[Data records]
::::::::

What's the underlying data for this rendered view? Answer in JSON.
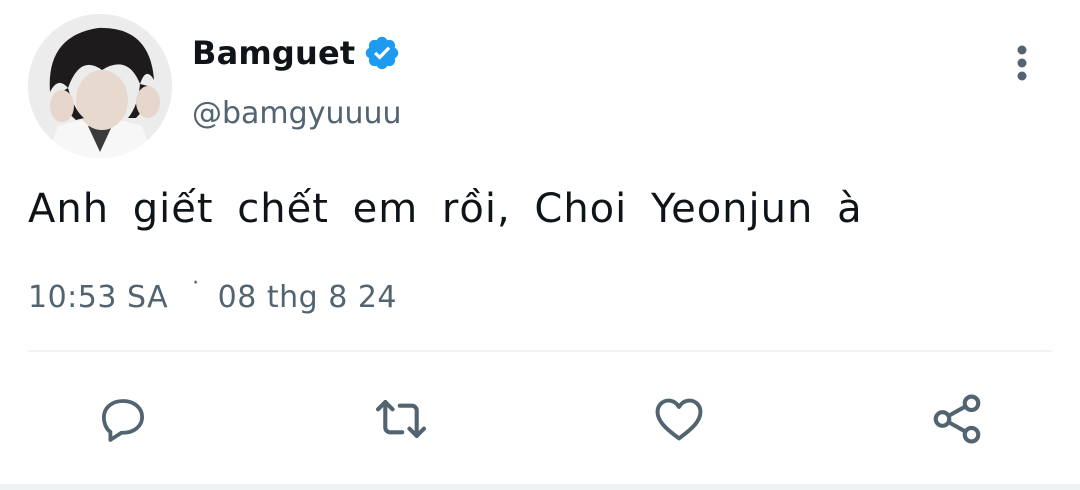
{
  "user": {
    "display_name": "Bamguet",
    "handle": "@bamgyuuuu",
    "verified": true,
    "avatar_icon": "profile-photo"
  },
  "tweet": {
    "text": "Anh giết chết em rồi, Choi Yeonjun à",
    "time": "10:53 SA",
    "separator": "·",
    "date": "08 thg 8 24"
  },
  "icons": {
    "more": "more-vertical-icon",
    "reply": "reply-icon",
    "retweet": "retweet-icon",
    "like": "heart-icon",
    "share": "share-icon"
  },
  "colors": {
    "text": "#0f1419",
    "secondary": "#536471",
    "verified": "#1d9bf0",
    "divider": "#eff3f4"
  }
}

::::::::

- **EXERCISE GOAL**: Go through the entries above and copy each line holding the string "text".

- **ANSWER FOR THE TASK**:
    "text": "Anh giết chết em rồi, Choi Yeonjun à",
    "text": "#0f1419",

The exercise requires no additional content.